Gerrymandering in America

Fantastic article in The Atlantic this week on opportunistic Congressional redistricting, i.e. “gerrymandering” — “the most insidious practice in American politics…”

Sunday News and Links

Playing catch-up so there’s lots to share today…

  • One of the main goals of the Geographic Society of Chicago is the promotion and practice of geography education, particularly among grade-school aged children.  This can be difficult because, at such a young age, their perspective of physical geography is often limited to their immediate surroundings — their town, their neighborhood, or even just their block.  That’s why we were thrilled to find this blog post advocating the use of oreo cookies in teaching tectonic plate movement.  This will definitely become part of the curriculum in the future…

  • More education news, from our colleagues at Elmhurst College:

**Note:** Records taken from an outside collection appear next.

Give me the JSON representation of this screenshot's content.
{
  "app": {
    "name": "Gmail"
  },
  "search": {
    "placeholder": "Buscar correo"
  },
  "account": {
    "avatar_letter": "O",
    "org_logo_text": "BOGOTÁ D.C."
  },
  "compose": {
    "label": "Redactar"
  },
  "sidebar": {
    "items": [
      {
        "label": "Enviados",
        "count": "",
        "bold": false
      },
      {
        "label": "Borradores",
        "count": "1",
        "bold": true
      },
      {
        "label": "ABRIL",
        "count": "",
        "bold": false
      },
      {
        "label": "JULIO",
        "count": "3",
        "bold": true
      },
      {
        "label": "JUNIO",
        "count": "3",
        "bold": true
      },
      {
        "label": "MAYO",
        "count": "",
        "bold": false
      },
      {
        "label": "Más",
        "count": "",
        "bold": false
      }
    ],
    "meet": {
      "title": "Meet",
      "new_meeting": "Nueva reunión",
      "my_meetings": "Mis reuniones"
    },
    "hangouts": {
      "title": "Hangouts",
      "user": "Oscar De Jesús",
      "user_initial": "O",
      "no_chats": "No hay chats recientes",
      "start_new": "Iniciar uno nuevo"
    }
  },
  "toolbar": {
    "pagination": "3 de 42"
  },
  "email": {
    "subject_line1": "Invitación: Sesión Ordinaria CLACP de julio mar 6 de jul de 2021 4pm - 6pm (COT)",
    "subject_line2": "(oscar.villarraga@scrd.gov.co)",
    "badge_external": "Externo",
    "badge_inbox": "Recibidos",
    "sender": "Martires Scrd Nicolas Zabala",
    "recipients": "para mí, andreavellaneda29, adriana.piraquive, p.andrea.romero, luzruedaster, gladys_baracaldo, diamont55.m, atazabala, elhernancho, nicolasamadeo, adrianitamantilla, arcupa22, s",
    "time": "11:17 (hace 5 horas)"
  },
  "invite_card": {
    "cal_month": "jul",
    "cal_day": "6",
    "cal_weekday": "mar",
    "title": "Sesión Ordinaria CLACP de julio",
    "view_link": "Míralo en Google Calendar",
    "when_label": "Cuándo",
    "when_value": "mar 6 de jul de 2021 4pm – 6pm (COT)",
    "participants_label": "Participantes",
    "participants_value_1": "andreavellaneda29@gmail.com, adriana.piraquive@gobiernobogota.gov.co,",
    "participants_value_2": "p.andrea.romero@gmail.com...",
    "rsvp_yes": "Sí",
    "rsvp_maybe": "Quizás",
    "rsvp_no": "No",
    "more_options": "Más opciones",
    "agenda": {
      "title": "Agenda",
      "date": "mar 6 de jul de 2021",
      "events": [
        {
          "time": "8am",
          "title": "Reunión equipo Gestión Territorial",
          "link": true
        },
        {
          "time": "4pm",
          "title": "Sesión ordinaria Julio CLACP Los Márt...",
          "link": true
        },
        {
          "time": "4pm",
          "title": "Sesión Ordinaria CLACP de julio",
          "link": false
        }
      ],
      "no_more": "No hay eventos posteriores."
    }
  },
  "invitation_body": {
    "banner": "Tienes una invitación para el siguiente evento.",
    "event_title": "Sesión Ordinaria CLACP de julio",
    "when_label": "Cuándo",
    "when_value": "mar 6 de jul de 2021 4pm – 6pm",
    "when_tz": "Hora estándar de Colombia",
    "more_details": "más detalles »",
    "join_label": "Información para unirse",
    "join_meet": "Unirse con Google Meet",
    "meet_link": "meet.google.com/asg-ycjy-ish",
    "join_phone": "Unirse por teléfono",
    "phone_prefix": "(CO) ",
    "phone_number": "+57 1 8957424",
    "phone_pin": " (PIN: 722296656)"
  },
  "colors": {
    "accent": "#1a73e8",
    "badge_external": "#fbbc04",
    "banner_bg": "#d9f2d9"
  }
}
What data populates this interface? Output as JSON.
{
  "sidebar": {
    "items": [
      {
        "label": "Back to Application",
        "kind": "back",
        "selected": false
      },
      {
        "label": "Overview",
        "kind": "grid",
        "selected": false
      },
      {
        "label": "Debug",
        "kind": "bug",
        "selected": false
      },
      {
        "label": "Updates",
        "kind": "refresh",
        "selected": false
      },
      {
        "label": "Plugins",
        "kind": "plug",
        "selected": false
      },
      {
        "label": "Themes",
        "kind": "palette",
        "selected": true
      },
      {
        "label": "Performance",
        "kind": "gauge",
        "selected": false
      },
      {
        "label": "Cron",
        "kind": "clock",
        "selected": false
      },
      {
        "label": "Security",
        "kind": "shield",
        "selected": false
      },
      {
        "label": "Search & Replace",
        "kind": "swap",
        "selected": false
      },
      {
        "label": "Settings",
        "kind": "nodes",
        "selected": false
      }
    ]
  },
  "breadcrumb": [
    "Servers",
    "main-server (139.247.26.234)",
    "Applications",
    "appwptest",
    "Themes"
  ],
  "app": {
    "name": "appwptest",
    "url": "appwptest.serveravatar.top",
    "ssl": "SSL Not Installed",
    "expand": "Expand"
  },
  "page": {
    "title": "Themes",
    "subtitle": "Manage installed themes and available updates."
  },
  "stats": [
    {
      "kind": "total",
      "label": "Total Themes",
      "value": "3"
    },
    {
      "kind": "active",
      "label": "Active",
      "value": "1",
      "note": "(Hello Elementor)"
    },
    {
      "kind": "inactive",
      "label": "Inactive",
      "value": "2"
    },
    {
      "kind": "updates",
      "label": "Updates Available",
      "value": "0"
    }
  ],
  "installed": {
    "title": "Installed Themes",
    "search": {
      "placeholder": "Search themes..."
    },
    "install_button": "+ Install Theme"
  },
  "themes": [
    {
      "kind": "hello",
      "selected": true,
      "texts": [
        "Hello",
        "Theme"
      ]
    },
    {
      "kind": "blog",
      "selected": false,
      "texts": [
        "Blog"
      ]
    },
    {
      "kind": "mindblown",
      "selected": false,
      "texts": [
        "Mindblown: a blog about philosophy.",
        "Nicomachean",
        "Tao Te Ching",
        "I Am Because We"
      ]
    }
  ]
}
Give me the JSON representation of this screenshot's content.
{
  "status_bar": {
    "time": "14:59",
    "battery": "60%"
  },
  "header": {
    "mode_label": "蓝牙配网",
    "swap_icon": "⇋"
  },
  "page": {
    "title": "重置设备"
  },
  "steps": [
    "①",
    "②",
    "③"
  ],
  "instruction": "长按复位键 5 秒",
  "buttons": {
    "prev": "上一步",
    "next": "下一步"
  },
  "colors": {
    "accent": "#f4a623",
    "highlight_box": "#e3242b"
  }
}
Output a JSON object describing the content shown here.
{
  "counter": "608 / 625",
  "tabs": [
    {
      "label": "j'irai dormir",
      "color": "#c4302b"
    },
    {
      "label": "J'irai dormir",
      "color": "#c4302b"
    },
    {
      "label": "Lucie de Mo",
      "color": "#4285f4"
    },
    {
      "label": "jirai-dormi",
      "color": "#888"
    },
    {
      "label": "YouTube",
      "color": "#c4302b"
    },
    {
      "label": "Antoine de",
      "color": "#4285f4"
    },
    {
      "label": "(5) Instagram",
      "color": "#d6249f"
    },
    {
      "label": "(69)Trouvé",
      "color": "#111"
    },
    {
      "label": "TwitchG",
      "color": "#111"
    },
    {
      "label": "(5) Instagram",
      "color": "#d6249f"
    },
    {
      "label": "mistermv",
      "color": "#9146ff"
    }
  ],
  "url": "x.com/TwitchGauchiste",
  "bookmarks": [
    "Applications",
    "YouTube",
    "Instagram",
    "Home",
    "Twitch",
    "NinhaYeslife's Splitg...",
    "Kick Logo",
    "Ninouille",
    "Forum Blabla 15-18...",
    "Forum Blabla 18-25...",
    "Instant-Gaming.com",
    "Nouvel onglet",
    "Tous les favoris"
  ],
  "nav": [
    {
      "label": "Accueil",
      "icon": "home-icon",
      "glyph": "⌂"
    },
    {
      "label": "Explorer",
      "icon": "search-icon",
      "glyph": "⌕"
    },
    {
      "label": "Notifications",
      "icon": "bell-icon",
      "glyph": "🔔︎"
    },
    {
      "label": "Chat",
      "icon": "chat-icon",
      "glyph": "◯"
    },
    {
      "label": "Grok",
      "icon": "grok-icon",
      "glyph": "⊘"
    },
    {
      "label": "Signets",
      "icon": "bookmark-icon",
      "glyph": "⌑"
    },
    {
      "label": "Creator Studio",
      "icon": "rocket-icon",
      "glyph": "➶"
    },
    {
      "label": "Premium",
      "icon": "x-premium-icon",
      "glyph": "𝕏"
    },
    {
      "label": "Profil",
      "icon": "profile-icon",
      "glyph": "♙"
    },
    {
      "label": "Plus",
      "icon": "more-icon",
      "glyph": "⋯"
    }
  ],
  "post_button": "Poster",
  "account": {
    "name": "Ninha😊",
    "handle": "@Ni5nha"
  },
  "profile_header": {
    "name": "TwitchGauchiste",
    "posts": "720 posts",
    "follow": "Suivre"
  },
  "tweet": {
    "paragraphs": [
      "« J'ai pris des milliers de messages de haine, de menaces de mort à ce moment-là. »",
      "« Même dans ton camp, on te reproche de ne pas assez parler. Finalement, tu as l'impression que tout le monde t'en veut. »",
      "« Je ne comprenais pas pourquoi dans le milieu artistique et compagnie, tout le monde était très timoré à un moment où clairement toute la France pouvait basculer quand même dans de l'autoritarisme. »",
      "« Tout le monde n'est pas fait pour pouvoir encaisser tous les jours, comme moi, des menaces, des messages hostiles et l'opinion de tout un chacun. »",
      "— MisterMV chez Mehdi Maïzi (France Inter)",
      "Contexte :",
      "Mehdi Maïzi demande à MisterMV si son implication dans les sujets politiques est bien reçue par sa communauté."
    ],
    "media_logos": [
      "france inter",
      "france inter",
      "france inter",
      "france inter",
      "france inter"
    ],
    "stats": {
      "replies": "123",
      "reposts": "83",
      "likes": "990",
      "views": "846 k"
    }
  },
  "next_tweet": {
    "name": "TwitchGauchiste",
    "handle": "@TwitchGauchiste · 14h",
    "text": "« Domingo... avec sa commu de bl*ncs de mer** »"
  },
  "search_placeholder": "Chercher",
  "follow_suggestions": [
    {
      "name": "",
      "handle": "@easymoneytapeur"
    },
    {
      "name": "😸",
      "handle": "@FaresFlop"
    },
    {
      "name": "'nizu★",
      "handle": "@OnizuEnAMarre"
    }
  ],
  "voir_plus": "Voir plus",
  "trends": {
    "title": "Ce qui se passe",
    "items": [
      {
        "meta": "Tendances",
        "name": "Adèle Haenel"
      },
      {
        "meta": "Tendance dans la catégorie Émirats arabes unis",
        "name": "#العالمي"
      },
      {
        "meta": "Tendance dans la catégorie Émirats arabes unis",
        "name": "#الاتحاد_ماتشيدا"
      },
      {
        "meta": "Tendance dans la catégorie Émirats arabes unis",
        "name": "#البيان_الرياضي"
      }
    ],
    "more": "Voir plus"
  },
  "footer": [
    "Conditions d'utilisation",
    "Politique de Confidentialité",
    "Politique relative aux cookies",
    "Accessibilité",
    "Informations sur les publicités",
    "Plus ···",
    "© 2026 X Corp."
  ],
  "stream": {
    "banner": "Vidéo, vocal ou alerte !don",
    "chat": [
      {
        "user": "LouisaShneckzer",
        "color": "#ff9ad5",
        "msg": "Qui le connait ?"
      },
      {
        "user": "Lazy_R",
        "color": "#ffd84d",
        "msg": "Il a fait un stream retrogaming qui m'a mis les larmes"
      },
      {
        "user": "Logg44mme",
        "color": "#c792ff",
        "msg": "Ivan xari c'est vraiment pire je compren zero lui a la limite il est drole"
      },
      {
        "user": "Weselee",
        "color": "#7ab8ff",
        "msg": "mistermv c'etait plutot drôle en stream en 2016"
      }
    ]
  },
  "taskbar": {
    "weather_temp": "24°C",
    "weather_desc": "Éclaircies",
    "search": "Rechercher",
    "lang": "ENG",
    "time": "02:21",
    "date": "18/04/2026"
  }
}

The Geography Education National Implementation Project (GENIP) – a consortium of the Association of American Geographers (AAG), the American Geographical Society (AGS), the National Council for Geographic Education (NCGE), the National Geographic Society (NGS)  – has released  Geography for Life: National Geography Standards, Second Editionan update of the 1994 publication.  The intention of the second edition is to ensure that the National Geography Standards continue to capture the most important and enduring ideas in geography and that the standards remain challenging to students. . . The second edition is organized to emphasize the importance of “Doing Geography.”  The revised edition features restructured content and a new format. Revised content captures the growth and importance of geospatial technologies and spatial thinking in geography over the last 18 years. Each standard is presented through four components: an introductory essay; knowledge statements; performance statements and examples. Knowledge statements and performance statements are broken down by grade band (grades 4, 8 and 12).

Purchase here

  • Check out Google Earth Engine, a database of satellite imagery dating back almost 40 years.  Some of their presentations are pretty remarkable, offering a greater perspective on important public policy issues such as water conservation, deforestation, and ecological restoration.  This one is pretty compelling:


  • And finally, more Google: artist Jon Rafman has gone through and found the most amazing, bizarre, shocking, and funny images from Google Streetview and collected them on his site (*warning* while not exactly explicit, some of the images may not be suitable for younger viewers).

Monday News and Links

  • With the Olympics wrapping up in London last night, here’s a very cool interactive map that illustrates the medals breakdown by country.
  • By far my favorite Olympic news item of the last two weeks was the Australian newspaper that rebranded North and South Korea the “Naughty” and “Nice” Koreas, respectively.
  • The ever increasing availability of global air travel prompted researchers at MIT to study the role of U.S. airports in the spread of infectious and potentially epidemic diseases.  They rank 40 of America’s largest airports in their susceptibility at spreading an infectious disease based on factors such as traffic, connectivity, geography, and even average wait time.  You can watch a short video they produced here, and you can read more about the study, including the ranking, here.
  • In a decidedly more light-hearted use of GIS, a data scientist at Twitter used the social media platform to determine which areas of the country refer to soft drinks as “pop” and which refer to them as “soda.”  Although a glib and somewhat superfluous finding, the study is a really great example of the way social media can be used as raw data in geographic inquiry.

Wednesday News and Links

Today a stream of urban development and sociology links…

“cut it in half, and you’ve basically got the El”

  • Wired Magazine reiterated, perhaps more concisely, the same findings.
  • Wired Magazine also highlighted a fascinating study in which slime mold was used to recreate the highways of the Iberian Peninsula using oat flakes to represent major cities.  “[These] experiments are steps toward refining Physarum (slime mold) as a problem-solving tool, cheaper than computers … Among the arcane mathematical challenges solved in Physarum protoplasm are plane tessellations, hierarchical planar proximity graphs, logical computing, process algebra and shortest-path problems.”
  • Finally, a recent article in the New York Times points to the growing disparity in education level in urban centers as a significant organizing principle for recent college graduates.  College-educated young people tend to flock together, which is most often where good jobs are, and former manufacturing hubs like Dayton, Ohio are losing out on this important demographic, which does not bode well for their future.